A new study is throwing water on an argument made for years that the acne drug Accutane (isotretinoin) is linked to an increased risk of depression and mood disorders. Researchers conducted a retrospective study of 38,000 adults, all with an acne condition. About 1,000 were prescribed Accutane, and they took the drug, on average, for five months. An analysis found that 4% of Accutane patients developed depression, compared to 4% of those not taking the drug. Study author Bethanee Schlosser, MD, with Northwestern University Feinberg School of Medicine, told Healthday News that acne itself is associated with increased risk for mood changes, depression and low self-esteem. Posted March 4, 2019. Via HealthDay News.
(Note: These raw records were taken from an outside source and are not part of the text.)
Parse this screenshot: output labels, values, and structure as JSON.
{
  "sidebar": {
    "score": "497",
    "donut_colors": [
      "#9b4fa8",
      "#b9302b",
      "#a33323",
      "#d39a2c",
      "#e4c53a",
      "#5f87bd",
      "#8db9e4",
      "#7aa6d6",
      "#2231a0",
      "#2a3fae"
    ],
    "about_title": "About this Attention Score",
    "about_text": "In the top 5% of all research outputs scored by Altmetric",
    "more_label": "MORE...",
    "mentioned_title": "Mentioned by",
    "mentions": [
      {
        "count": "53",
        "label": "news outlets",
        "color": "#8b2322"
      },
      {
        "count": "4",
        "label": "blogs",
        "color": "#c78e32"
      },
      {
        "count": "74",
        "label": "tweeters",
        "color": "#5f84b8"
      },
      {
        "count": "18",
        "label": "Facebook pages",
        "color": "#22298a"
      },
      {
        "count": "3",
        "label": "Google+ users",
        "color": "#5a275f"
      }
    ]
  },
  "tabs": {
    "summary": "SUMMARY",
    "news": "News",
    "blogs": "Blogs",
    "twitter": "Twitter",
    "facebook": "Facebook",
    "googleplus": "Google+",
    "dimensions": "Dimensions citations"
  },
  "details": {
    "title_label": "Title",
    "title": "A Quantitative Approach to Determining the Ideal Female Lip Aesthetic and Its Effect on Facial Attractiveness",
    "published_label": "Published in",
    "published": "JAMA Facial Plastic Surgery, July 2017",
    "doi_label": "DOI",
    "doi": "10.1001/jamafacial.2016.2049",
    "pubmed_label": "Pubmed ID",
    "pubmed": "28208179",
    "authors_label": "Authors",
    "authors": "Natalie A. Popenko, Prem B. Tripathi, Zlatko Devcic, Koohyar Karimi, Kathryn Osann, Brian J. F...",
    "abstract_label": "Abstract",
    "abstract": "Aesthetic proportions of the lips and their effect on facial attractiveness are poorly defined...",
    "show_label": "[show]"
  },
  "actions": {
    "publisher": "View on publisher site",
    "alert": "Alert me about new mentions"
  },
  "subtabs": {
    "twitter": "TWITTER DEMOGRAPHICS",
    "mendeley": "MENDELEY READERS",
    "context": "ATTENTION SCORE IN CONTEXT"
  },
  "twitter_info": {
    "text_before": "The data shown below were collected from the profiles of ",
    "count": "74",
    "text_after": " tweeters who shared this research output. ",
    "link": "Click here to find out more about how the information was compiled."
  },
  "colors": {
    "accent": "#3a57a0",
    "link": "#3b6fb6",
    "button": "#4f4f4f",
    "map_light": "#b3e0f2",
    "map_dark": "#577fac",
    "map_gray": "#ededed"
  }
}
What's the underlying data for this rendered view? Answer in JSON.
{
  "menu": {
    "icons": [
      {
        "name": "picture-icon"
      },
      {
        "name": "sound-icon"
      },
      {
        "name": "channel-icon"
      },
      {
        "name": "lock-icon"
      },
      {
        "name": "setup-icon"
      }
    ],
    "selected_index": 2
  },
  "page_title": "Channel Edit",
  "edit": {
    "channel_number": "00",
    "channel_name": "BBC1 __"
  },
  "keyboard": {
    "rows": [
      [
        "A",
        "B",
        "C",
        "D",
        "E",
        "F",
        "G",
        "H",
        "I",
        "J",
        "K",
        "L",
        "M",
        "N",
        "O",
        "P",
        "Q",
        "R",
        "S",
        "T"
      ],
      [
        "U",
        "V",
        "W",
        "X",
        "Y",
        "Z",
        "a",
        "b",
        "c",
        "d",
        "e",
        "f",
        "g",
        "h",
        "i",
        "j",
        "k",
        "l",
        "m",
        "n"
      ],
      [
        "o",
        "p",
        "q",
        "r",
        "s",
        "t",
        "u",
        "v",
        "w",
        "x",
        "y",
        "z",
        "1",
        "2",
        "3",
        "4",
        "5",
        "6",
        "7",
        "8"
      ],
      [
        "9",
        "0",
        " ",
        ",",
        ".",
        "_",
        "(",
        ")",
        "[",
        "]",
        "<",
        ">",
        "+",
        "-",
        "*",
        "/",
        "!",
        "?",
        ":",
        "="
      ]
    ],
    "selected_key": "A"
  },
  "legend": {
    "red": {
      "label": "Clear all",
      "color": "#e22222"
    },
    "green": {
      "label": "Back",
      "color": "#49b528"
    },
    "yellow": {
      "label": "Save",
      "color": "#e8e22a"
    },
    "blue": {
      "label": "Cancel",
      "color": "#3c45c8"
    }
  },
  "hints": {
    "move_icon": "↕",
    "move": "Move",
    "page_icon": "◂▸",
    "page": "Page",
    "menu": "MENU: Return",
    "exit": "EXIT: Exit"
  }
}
The FDA has announced new steps it has taken in its effort to combat teen tobacco and vaping use. First, the agency has asked for a meeting with the manager of drugstore chain Walgreen Co. because of repeated violations of selling tobacco products to underage consumers. They found 22% of Walgreens stores that were inspected sold tobacco to underage patrons, the highest rate among drugstores. The FDA has also sent letters to more than 40 companies that may be marketing e-cigarette products illegally. The agency also sent out warning letters to several companies for selling electronic nicotine delivery system products and waterpipe tobacco products that didn’t include a required nicotine warning statement. Posted March 5, 2019. Via FDA.

 

Last updated: March 7, 2019